The echo of the 1966 football commentary resonated around the stadia of the Euros. But this time not to reflect the excitement of winning. There is a very different reason. Large crowds in stadia and in the streets, coming together from every corner of the country, teams travelling widely throughout Europe and thousands of delegates from around the world all coming together in close proximity to sing and dance and cheer and hug; not a mask in sight, created scenes no different from what would have happened before the pandemic or indeed in 1966.
The young and the irresponsible could now be excused for interpreting this as meaning that the pandemic is all over. Well it is now, in the minds of a whole section of the public. It took just the moment of a ball in the net for self-discipline and the last vestiges of adherence to the rules to be abandoned.
The government’s relaxing of the rules as the virus spreads rapidly, seems to acknowledge that a section of the population has grown tired of and reluctant to adhere to the rules. Perhaps the time has come when we will have to live with the virus just as we do with flu. Perhaps Government is right. We shall see.
Hopefully those of us who are vaccinated are in sufficient numbers to protect the rest. Hopefully also those of us who understand what being responsible when it comes to wearing masks will be able to avoid the illness. Far from a celebration of winning, thinking it’s all over may lead to quite the opposite if the majority does not make sensible choices.
The scenes at football and the celebrations afterwards will undoubtedly lead to claims of confusion. There could be an additional rule; if you are confused, wear a mask.
It is worth reflecting on what was said in Monday’s briefing by the Prime Minister.
- The pandemic is not over.
- Cases particularly with the Delta variant, are rising rapidly and following lifting of restrictions will rise further from the present 28,000 cases per day to 50,000 cases per day (the Prime Minister on Monday) or 100,000 cases per day (the Health Secretary Tuesday).

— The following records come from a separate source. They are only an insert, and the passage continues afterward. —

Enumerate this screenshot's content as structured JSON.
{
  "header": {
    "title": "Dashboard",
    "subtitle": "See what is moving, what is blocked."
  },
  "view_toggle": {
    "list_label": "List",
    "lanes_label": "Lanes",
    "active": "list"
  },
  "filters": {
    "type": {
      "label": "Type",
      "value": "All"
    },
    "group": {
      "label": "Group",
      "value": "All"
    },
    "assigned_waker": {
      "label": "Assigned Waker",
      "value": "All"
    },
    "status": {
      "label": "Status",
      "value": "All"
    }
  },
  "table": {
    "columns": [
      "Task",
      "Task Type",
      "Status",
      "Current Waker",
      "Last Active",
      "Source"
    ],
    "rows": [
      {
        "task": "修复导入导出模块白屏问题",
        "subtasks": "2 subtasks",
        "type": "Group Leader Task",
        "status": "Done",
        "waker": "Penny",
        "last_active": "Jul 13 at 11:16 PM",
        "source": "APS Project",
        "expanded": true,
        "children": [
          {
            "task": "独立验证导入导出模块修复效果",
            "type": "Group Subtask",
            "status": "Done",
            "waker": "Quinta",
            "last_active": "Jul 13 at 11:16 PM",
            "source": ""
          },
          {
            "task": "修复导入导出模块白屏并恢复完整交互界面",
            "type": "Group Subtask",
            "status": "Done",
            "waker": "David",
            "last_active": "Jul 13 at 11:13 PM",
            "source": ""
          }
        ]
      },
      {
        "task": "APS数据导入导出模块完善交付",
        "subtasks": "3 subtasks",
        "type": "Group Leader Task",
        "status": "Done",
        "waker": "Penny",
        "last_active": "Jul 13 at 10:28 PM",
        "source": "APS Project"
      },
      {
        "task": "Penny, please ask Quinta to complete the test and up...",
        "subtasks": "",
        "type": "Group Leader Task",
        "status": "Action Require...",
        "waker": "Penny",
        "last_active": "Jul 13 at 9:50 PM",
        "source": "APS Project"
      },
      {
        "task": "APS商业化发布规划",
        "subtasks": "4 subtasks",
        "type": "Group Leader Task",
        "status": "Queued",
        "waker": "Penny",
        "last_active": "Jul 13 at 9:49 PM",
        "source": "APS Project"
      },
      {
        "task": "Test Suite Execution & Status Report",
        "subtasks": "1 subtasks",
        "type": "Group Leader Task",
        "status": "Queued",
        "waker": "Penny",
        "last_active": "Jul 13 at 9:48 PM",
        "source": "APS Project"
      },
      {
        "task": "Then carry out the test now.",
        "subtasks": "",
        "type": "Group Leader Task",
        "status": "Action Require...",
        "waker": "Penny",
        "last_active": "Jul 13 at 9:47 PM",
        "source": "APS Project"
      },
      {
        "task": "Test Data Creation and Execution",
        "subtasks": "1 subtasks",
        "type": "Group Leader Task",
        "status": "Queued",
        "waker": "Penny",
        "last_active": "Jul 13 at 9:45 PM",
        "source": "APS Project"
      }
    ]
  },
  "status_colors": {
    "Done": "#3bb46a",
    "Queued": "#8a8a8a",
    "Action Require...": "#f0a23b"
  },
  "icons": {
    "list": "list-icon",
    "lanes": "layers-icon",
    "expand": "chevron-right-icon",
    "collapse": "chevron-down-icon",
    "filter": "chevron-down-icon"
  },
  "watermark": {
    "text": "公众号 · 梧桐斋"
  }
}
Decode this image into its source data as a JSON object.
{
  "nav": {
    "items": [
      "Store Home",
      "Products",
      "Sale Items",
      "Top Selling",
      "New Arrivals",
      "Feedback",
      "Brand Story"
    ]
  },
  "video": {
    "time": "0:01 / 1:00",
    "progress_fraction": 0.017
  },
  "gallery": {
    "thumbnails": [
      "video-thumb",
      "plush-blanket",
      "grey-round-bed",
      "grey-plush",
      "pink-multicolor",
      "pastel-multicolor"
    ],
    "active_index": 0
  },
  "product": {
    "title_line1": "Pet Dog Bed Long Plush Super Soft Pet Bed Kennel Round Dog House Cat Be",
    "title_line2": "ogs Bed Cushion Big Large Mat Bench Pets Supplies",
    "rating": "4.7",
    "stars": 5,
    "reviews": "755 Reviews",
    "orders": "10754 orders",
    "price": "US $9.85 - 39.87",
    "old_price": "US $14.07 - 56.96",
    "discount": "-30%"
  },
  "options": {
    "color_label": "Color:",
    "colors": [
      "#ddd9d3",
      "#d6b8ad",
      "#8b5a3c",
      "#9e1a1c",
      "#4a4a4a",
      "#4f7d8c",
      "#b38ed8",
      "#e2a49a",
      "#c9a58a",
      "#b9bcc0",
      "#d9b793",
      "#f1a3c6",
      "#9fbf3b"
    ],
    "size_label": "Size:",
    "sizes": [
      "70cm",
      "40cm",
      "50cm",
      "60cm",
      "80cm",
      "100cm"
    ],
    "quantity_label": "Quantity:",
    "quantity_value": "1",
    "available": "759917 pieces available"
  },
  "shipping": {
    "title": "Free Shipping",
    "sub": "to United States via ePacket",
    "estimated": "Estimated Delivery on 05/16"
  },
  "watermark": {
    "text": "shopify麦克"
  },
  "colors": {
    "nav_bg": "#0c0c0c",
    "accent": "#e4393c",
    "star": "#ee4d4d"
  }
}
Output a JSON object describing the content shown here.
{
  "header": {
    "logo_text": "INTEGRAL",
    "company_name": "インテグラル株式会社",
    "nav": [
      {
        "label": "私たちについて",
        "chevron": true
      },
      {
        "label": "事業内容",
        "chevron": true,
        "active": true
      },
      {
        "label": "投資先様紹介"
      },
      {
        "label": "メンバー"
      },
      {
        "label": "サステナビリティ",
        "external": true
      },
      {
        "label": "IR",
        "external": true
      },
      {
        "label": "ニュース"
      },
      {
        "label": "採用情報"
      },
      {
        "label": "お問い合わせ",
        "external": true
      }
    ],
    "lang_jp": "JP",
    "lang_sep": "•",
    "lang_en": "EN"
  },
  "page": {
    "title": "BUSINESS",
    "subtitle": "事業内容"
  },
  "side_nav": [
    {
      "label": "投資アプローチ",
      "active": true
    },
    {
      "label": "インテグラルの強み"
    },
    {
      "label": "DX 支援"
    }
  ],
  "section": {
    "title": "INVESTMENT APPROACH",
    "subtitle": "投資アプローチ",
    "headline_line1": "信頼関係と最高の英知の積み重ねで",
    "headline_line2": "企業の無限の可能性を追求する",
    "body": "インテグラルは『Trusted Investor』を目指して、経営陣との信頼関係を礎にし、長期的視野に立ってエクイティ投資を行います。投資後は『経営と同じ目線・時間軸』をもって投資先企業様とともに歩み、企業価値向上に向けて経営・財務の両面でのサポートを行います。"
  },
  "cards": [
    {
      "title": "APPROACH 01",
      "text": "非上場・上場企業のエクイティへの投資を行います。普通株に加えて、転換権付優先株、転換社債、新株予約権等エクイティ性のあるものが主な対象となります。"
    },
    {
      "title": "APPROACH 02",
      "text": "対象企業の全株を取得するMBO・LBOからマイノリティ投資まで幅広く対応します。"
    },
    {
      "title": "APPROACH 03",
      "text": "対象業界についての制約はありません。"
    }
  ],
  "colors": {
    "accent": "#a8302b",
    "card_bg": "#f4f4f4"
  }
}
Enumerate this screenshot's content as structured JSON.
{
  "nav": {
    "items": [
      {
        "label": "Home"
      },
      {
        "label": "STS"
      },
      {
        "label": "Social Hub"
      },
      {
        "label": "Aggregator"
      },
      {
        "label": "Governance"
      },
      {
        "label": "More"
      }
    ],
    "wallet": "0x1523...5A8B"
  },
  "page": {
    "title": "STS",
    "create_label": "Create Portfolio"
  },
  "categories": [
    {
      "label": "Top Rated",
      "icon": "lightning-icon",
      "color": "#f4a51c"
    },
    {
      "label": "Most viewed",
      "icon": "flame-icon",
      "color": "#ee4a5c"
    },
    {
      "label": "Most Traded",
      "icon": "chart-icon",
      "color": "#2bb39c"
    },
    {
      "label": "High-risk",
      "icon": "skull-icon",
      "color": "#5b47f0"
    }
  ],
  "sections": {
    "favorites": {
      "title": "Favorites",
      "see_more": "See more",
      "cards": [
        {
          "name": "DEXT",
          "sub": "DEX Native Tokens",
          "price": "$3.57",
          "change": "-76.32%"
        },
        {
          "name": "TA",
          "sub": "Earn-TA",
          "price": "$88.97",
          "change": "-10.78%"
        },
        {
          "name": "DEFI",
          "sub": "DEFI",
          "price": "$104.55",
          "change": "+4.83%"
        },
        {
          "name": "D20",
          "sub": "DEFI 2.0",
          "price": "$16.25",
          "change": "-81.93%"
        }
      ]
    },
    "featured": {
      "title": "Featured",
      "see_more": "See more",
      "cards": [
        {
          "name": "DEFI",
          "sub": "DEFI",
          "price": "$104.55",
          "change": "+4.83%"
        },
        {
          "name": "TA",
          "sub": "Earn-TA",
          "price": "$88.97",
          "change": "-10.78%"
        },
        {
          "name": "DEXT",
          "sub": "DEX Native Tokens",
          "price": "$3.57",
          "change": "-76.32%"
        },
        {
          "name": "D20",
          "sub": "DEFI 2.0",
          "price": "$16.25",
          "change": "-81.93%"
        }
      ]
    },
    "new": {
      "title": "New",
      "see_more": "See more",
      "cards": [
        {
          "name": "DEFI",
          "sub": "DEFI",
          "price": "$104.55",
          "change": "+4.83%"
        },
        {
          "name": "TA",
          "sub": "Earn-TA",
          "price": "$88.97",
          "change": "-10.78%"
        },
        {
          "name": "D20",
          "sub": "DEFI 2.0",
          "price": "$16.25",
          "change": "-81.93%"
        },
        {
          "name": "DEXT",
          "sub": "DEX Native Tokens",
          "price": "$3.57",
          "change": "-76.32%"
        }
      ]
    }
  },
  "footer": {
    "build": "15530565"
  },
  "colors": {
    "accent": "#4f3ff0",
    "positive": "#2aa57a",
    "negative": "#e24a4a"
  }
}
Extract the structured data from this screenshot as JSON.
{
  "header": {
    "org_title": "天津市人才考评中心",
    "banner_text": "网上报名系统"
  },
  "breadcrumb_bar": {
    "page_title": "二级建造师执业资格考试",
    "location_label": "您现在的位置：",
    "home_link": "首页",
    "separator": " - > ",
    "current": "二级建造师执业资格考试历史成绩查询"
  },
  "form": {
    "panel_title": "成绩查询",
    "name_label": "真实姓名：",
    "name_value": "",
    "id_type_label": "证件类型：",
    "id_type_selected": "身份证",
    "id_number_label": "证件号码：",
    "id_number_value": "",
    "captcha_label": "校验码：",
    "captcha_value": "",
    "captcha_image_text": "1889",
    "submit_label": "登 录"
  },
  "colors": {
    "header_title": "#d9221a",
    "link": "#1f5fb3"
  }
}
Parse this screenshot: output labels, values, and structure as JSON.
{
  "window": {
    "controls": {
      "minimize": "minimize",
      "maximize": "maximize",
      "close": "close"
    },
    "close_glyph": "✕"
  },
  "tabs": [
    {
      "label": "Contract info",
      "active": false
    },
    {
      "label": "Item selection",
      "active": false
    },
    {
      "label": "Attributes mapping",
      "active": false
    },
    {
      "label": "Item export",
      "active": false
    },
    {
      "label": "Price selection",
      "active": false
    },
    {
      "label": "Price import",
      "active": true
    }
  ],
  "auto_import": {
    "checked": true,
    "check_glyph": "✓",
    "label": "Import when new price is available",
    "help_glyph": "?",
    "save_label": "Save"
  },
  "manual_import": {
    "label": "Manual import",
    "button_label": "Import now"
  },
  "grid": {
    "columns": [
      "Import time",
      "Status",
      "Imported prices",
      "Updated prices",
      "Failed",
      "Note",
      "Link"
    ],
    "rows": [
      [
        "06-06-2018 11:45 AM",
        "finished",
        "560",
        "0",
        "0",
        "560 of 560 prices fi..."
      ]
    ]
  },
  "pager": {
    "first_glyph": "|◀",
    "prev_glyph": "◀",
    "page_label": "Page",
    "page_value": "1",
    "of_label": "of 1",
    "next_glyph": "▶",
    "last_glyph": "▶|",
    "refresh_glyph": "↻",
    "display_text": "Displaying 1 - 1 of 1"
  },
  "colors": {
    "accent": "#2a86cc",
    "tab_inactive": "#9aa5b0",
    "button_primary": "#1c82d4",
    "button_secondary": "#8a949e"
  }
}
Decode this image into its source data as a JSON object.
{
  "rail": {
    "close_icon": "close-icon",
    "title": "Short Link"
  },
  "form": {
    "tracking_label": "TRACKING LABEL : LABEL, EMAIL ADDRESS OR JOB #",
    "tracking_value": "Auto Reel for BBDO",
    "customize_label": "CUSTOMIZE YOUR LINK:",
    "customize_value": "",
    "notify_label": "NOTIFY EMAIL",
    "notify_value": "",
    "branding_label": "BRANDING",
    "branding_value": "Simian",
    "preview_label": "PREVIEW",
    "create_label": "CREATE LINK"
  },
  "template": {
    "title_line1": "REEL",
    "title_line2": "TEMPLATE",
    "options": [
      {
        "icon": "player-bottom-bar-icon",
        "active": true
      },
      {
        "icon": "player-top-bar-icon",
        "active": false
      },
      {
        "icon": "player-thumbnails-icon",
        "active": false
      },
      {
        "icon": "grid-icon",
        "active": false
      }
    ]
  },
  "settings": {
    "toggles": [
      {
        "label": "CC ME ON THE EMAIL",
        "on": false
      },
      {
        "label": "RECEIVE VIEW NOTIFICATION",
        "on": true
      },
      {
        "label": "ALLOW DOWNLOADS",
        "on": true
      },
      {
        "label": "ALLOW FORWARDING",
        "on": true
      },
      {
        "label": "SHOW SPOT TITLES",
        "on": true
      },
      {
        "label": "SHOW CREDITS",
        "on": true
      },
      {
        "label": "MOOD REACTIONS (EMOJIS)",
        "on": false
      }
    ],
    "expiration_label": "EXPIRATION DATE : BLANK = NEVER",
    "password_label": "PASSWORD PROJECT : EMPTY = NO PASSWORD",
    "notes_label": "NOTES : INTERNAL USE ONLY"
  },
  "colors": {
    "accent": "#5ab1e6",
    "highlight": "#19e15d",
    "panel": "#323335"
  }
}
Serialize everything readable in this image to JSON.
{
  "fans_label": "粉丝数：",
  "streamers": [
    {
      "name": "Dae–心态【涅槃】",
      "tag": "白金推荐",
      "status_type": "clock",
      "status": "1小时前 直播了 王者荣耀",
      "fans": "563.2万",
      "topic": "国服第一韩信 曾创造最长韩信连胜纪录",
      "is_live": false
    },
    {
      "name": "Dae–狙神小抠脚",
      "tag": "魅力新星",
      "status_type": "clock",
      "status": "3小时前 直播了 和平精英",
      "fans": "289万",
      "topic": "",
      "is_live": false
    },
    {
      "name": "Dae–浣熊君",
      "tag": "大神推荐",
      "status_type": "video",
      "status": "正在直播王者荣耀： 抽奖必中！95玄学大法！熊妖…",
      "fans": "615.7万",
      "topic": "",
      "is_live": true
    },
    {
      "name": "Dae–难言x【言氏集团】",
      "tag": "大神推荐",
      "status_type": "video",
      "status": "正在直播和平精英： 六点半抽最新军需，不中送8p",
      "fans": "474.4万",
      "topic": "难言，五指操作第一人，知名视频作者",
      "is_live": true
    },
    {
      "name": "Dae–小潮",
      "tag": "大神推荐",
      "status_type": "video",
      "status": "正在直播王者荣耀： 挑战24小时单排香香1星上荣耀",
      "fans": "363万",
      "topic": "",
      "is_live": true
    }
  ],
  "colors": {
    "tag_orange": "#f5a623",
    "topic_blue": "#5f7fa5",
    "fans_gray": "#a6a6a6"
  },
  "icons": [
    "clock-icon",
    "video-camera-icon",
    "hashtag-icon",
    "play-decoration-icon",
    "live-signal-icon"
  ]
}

- Hospitalisations will inevitably rise as will death. Further mutations are more likely.
- Vaccination is however unquestionably effective once double vaccination has been achieved, in reducing both the risk of hospitalisation and death.
- Vaccination is less effective at preventing infection, particularly with the Delta variant.
- Infection is likely to be more severe in the immunocompromised and the elderly, and when time has elapsed since vaccination.
- Transmission of infection is more likely to occur in closed indoor settings, less likely in open outdoor settings.
- The principal defences against transmission remain hand hygiene, distance apart and mask wearing.
- Wearing a mask does not just protect the wearer from acquiring infection but also transmitting infection to those in proximity; both in respect of droplet and aerosol transmission.
- It is not possible to individualise the risk of acquiring infection, merely to indicate the groups and settings in which it is more likely.
It is a bold move to lift restrictions when case numbers are rising. If deferred however, the peak incidence of new cases would probably coincide with the onset of seasonal ‘flu, compounding problems for the NHS. The R number is currently estimated at 1.1 to 1.3, but higher in Scotland, Wales and Northern Ireland. Although the government is not producing an R number for the UK as a whole, it is higher now than when restrictions were lifted last year. It should be noted that the government is no longer using the word irreversible as applied to the lifting of restrictions.